What It’s Like To Be Techno-Backward

Image by Ken Denmead

Gray-haired guys in line ahead of me at the coffee shop manage to text with casual ease, order fabulously complicated drinks, and still pay in one smooth motion.

I’m too cheap to have texting as an option on my phone and too clumsy to text anyway. I’m not confessing anything about dropping change I meant to put in the tip jar or knocking over a rack of biscotti (although really, that display was clogging up counter space).

The upside of no texting? I read, write, and relax uninterrupted at that same coffee shop while all around me tiny rectangles brrrr and thumbs tat in a scene remarkably similar to old sci fi depictions of humans controlled by robotic forces.

The downside of no texting? When I make cell calls I tend to leave messages. According to the hilarious (frightening) site How Not To Act Old leaving voice mail decidedly marks a person as well beyond her 20’s. Of course, the casual observer could tell that about me from my boring hair and tendency to knock over biscotti.

My techno-backward issues don’t stop there. I also don’t download music. I haven’t even successfully installed iTunes on my computer.
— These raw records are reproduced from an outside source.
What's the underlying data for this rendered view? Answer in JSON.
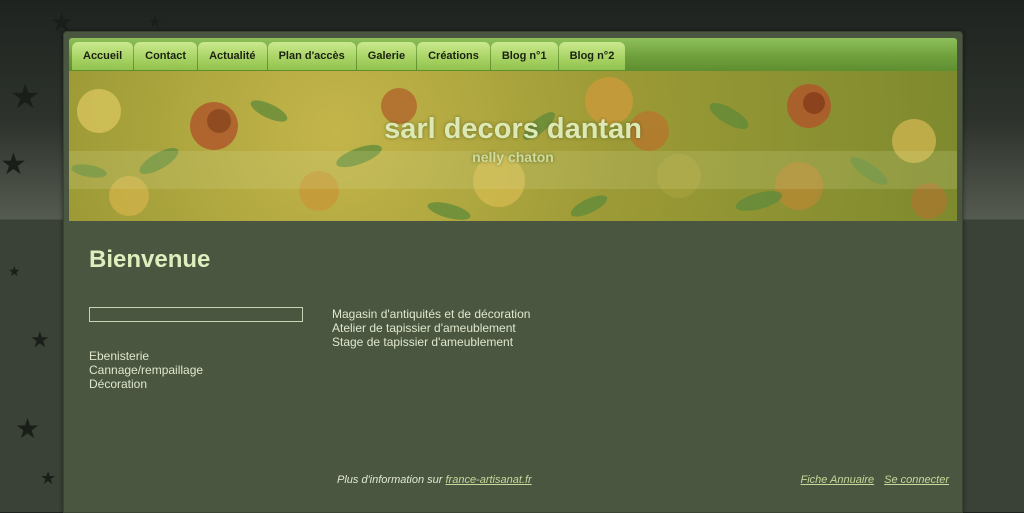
{
  "nav": {
    "tabs": [
      "Accueil",
      "Contact",
      "Actualité",
      "Plan d'accès",
      "Galerie",
      "Créations",
      "Blog n°1",
      "Blog n°2"
    ]
  },
  "banner": {
    "title": "sarl decors dantan",
    "subtitle": "nelly chaton"
  },
  "main": {
    "heading": "Bienvenue",
    "sidebar_items": [
      "Ebenisterie",
      "Cannage/rempaillage",
      "Décoration"
    ],
    "content_lines": [
      "Magasin  d'antiquités et de décoration",
      "Atelier de tapissier d'ameublement",
      "Stage de tapissier d'ameublement"
    ]
  },
  "footer": {
    "info_prefix": "Plus d'information sur ",
    "info_link": "france-artisanat.fr",
    "links": [
      "Fiche Annuaire",
      "Se connecter"
    ]
  },
  "colors": {
    "nav_tab": "#a9d466",
    "page_bg": "#4b5640",
    "heading": "#dfeebd",
    "link": "#c8d89a"
  }
}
Although the small “i” in iTunes reminds me, quite pleasantly, of the poet e.e. cumming’s aversion to capital letters, when I try to install it I get an angry (not at all poetic) warning message. In contrast, my son’s 80-something bagpipe instructor pirates and shares music. When he discovered that I don’t, he told me in his thick brogue that he’s glad someone still props up the music industry by purchasing CD’s.

Without an iPod, the soundtrack to my daily walk is only wind in the trees. But really, if I learned how to collect music in handy digital form I’d waste hours doing it. I’d cheerfully search out lost tracks from vastly unappreciated musicians like Frazier & Debolt and Brett Dennen. I’d linger over the task, adding an array of opera, Scandinavian pop and Mongolian throat singing. Then with my short attention span I’d probably weary of each piece after one listen. In contrast, I still enjoy the sound of wind in the trees.

I’ll admit to enjoying anything uncomplicated. I don’t own a laptop yet, in part because I’m still not particularly savvy when it comes to my old anchored-to-the-desk computer. I only get by because I live with tech support. I happen to love these people but their presence here is also vital to my career. If I don’t get immediate help when trying to deal with simple problems like unzipping old files sent by certain sadistic editors I fall from my Inner Peace Mom standards pretty quickly. I shriek threats at the blamelessly blank monitor screen. That scares the dogs sprawled at my feet, which activates my ever-ready guilt, forcing me right out of the house and off for a walk with wind as my soundtrack. Or, if the tech problem is really serious, off to a coffee shop where an innocent display is surely perched, waiting for me to knock it over.

Laura is the author of a poetry collection titled Tending and Free Range Learning, a handbook of natural learning. She lives on a small farm notable only for its lovestruck goose.